***** RECORD EXCERPTS
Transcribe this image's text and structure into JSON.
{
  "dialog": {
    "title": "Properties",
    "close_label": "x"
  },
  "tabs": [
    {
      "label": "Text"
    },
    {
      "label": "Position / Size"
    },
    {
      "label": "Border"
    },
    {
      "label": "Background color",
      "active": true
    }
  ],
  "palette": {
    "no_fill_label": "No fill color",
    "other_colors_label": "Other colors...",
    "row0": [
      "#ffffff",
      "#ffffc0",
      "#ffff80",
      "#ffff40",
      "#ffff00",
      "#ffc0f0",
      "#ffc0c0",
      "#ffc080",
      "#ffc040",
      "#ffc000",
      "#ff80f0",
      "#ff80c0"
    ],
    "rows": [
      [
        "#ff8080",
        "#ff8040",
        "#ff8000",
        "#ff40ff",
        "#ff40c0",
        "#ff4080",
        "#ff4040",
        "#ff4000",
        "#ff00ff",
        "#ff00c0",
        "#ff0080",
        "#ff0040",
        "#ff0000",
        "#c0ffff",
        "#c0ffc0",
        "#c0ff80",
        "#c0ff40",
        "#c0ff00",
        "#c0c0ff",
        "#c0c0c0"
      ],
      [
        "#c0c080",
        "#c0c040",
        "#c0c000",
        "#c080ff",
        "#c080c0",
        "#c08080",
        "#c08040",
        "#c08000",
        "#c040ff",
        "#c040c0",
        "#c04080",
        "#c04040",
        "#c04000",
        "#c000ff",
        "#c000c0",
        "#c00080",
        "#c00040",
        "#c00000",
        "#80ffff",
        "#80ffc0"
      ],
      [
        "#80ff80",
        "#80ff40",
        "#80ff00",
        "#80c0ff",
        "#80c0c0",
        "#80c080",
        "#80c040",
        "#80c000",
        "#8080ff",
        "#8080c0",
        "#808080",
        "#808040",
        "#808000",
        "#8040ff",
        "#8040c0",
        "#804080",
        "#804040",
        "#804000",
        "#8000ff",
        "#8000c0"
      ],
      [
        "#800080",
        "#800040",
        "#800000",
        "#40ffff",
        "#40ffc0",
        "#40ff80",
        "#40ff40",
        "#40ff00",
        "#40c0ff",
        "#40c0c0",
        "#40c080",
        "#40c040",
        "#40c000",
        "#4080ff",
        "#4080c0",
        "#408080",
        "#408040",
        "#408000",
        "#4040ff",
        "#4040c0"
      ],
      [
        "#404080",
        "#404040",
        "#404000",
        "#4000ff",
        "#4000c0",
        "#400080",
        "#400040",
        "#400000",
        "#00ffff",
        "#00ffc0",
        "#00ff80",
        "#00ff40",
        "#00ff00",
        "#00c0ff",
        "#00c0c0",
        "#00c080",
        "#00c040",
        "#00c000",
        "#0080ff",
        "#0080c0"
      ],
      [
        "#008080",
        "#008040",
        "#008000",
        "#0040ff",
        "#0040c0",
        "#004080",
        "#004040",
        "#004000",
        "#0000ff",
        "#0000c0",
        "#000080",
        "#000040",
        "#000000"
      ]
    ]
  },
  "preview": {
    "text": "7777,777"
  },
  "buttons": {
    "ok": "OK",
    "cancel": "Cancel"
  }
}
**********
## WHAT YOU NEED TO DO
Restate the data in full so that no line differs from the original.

## EXERCISE RESPONSE
Transcribe this image's text and structure into JSON.
{
  "dialog": {
    "title": "Properties",
    "close_label": "x"
  },
  "tabs": [
    {
      "label": "Text"
    },
    {
      "label": "Position / Size"
    },
    {
      "label": "Border"
    },
    {
      "label": "Background color",
      "active": true
    }
  ],
  "palette": {
    "no_fill_label": "No fill color",
    "other_colors_label": "Other colors...",
    "row0": [
      "#ffffff",
      "#ffffc0",
      "#ffff80",
      "#ffff40",
      "#ffff00",
      "#ffc0f0",
      "#ffc0c0",
      "#ffc080",
      "#ffc040",
      "#ffc000",
      "#ff80f0",
      "#ff80c0"
    ],
    "rows": [
      [
        "#ff8080",
        "#ff8040",
        "#ff8000",
        "#ff40ff",
        "#ff40c0",
        "#ff4080",
        "#ff4040",
        "#ff4000",
        "#ff00ff",
        "#ff00c0",
        "#ff0080",
        "#ff0040",
        "#ff0000",
        "#c0ffff",
        "#c0ffc0",
        "#c0ff80",
        "#c0ff40",
        "#c0ff00",
        "#c0c0ff",
        "#c0c0c0"
      ],
      [
        "#c0c080",
        "#c0c040",
        "#c0c000",
        "#c080ff",
        "#c080c0",
        "#c08080",
        "#c08040",
        "#c08000",
        "#c040ff",
        "#c040c0",
        "#c04080",
        "#c04040",
        "#c04000",
        "#c000ff",
        "#c000c0",
        "#c00080",
        "#c00040",
        "#c00000",
        "#80ffff",
        "#80ffc0"
      ],
      [
        "#80ff80",
        "#80ff40",
        "#80ff00",
        "#80c0ff",
        "#80c0c0",
        "#80c080",
        "#80c040",
        "#80c000",
        "#8080ff",
        "#8080c0",
        "#808080",
        "#808040",
        "#808000",
        "#8040ff",
        "#8040c0",
        "#804080",
        "#804040",
        "#804000",
        "#8000ff",
        "#8000c0"
      ],
      [
        "#800080",
        "#800040",
        "#800000",
        "#40ffff",
        "#40ffc0",
        "#40ff80",
        "#40ff40",
        "#40ff00",
        "#40c0ff",
        "#40c0c0",
        "#40c080",
        "#40c040",
        "#40c000",
        "#4080ff",
        "#4080c0",
        "#408080",
        "#408040",
        "#408000",
        "#4040ff",
        "#4040c0"
      ],
      [
        "#404080",
        "#404040",
        "#404000",
        "#4000ff",
        "#4000c0",
        "#400080",
        "#400040",
        "#400000",
        "#00ffff",
        "#00ffc0",
        "#00ff80",
        "#00ff40",
        "#00ff00",
        "#00c0ff",
        "#00c0c0",
        "#00c080",
        "#00c040",
        "#00c000",
        "#0080ff",
        "#0080c0"
      ],
      [
        "#008080",
        "#008040",
        "#008000",
        "#0040ff",
        "#0040c0",
        "#004080",
        "#004040",
        "#004000",
        "#0000ff",
        "#0000c0",
        "#000080",
        "#000040",
        "#000000"
      ]
    ]
  },
  "preview": {
    "text": "7777,777"
  },
  "buttons": {
    "ok": "OK",
    "cancel": "Cancel"
  }
}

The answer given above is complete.